[[ Data under study, beginning ]]

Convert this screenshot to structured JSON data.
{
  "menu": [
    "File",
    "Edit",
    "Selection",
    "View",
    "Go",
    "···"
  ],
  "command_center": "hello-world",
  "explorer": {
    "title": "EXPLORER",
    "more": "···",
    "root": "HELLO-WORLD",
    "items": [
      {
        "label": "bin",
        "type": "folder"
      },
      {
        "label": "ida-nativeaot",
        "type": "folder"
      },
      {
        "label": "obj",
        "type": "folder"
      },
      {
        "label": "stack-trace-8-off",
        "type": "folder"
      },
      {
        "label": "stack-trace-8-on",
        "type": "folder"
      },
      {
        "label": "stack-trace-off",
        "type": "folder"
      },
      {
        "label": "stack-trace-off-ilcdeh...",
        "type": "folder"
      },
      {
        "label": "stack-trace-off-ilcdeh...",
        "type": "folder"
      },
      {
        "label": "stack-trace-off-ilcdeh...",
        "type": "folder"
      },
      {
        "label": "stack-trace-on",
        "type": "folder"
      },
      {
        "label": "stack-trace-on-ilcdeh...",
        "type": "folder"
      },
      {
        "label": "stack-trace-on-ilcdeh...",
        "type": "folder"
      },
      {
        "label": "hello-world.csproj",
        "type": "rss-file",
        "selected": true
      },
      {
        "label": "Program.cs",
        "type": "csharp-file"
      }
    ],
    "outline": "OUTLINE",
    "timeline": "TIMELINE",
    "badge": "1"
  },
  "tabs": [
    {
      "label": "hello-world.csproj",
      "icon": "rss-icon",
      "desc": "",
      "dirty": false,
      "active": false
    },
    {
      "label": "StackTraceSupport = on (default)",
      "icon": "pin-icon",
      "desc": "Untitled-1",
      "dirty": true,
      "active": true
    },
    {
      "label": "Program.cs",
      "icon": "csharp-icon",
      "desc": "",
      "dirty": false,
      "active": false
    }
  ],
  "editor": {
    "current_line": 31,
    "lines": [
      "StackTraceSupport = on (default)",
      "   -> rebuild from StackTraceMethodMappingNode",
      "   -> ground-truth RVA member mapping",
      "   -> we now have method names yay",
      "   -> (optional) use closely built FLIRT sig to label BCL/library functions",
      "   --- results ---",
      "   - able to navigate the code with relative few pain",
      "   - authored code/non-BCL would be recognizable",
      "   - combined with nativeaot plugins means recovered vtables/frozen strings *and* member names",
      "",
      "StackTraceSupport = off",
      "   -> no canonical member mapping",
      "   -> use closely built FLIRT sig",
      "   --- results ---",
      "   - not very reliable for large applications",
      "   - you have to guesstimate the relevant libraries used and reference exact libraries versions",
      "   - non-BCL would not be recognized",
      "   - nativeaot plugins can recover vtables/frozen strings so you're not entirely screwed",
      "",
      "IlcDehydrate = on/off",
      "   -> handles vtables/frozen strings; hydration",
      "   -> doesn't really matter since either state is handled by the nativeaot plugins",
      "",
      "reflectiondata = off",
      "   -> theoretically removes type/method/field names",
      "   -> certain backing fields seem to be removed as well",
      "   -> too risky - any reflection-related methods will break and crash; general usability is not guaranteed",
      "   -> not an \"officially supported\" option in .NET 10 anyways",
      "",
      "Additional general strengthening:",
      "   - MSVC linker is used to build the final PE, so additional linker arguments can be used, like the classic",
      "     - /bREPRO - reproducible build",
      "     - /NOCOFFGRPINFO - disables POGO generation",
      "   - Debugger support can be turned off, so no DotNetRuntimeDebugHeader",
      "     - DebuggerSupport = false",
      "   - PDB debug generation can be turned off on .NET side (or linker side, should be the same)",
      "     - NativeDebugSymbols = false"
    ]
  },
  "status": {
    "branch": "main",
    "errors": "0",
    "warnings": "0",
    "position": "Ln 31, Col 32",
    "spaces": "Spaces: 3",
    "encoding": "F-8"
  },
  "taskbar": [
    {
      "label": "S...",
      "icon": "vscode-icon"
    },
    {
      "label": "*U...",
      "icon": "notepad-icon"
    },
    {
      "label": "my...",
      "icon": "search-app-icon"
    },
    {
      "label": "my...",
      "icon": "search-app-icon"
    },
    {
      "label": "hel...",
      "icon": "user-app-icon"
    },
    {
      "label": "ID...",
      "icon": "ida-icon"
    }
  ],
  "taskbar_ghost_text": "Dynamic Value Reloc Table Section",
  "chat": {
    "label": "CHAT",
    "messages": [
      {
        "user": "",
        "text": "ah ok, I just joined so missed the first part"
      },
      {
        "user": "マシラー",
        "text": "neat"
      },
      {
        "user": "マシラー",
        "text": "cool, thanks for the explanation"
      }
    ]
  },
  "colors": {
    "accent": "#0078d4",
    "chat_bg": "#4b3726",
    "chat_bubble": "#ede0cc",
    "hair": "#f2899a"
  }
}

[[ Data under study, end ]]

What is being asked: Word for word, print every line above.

Exercise answer:
Convert this screenshot to structured JSON data.
{
  "menu": [
    "File",
    "Edit",
    "Selection",
    "View",
    "Go",
    "···"
  ],
  "command_center": "hello-world",
  "explorer": {
    "title": "EXPLORER",
    "more": "···",
    "root": "HELLO-WORLD",
    "items": [
      {
        "label": "bin",
        "type": "folder"
      },
      {
        "label": "ida-nativeaot",
        "type": "folder"
      },
      {
        "label": "obj",
        "type": "folder"
      },
      {
        "label": "stack-trace-8-off",
        "type": "folder"
      },
      {
        "label": "stack-trace-8-on",
        "type": "folder"
      },
      {
        "label": "stack-trace-off",
        "type": "folder"
      },
      {
        "label": "stack-trace-off-ilcdeh...",
        "type": "folder"
      },
      {
        "label": "stack-trace-off-ilcdeh...",
        "type": "folder"
      },
      {
        "label": "stack-trace-off-ilcdeh...",
        "type": "folder"
      },
      {
        "label": "stack-trace-on",
        "type": "folder"
      },
      {
        "label": "stack-trace-on-ilcdeh...",
        "type": "folder"
      },
      {
        "label": "stack-trace-on-ilcdeh...",
        "type": "folder"
      },
      {
        "label": "hello-world.csproj",
        "type": "rss-file",
        "selected": true
      },
      {
        "label": "Program.cs",
        "type": "csharp-file"
      }
    ],
    "outline": "OUTLINE",
    "timeline": "TIMELINE",
    "badge": "1"
  },
  "tabs": [
    {
      "label": "hello-world.csproj",
      "icon": "rss-icon",
      "desc": "",
      "dirty": false,
      "active": false
    },
    {
      "label": "StackTraceSupport = on (default)",
      "icon": "pin-icon",
      "desc": "Untitled-1",
      "dirty": true,
      "active": true
    },
    {
      "label": "Program.cs",
      "icon": "csharp-icon",
      "desc": "",
      "dirty": false,
      "active": false
    }
  ],
  "editor": {
    "current_line": 31,
    "lines": [
      "StackTraceSupport = on (default)",
      "   -> rebuild from StackTraceMethodMappingNode",
      "   -> ground-truth RVA member mapping",
      "   -> we now have method names yay",
      "   -> (optional) use closely built FLIRT sig to label BCL/library functions",
      "   --- results ---",
      "   - able to navigate the code with relative few pain",
      "   - authored code/non-BCL would be recognizable",
      "   - combined with nativeaot plugins means recovered vtables/frozen strings *and* member names",
      "",
      "StackTraceSupport = off",
      "   -> no canonical member mapping",
      "   -> use closely built FLIRT sig",
      "   --- results ---",
      "   - not very reliable for large applications",
      "   - you have to guesstimate the relevant libraries used and reference exact libraries versions",
      "   - non-BCL would not be recognized",
      "   - nativeaot plugins can recover vtables/frozen strings so you're not entirely screwed",
      "",
      "IlcDehydrate = on/off",
      "   -> handles vtables/frozen strings; hydration",
      "   -> doesn't really matter since either state is handled by the nativeaot plugins",
      "",
      "reflectiondata = off",
      "   -> theoretically removes type/method/field names",
      "   -> certain backing fields seem to be removed as well",
      "   -> too risky - any reflection-related methods will break and crash; general usability is not guaranteed",
      "   -> not an \"officially supported\" option in .NET 10 anyways",
      "",
      "Additional general strengthening:",
      "   - MSVC linker is used to build the final PE, so additional linker arguments can be used, like the classic",
      "     - /bREPRO - reproducible build",
      "     - /NOCOFFGRPINFO - disables POGO generation",
      "   - Debugger support can be turned off, so no DotNetRuntimeDebugHeader",
      "     - DebuggerSupport = false",
      "   - PDB debug generation can be turned off on .NET side (or linker side, should be the same)",
      "     - NativeDebugSymbols = false"
    ]
  },
  "status": {
    "branch": "main",
    "errors": "0",
    "warnings": "0",
    "position": "Ln 31, Col 32",
    "spaces": "Spaces: 3",
    "encoding": "F-8"
  },
  "taskbar": [
    {
      "label": "S...",
      "icon": "vscode-icon"
    },
    {
      "label": "*U...",
      "icon": "notepad-icon"
    },
    {
      "label": "my...",
      "icon": "search-app-icon"
    },
    {
      "label": "my...",
      "icon": "search-app-icon"
    },
    {
      "label": "hel...",
      "icon": "user-app-icon"
    },
    {
      "label": "ID...",
      "icon": "ida-icon"
    }
  ],
  "taskbar_ghost_text": "Dynamic Value Reloc Table Section",
  "chat": {
    "label": "CHAT",
    "messages": [
      {
        "user": "",
        "text": "ah ok, I just joined so missed the first part"
      },
      {
        "user": "マシラー",
        "text": "neat"
      },
      {
        "user": "マシラー",
        "text": "cool, thanks for the explanation"
      }
    ]
  },
  "colors": {
    "accent": "#0078d4",
    "chat_bg": "#4b3726",
    "chat_bubble": "#ede0cc",
    "hair": "#f2899a"
  }
}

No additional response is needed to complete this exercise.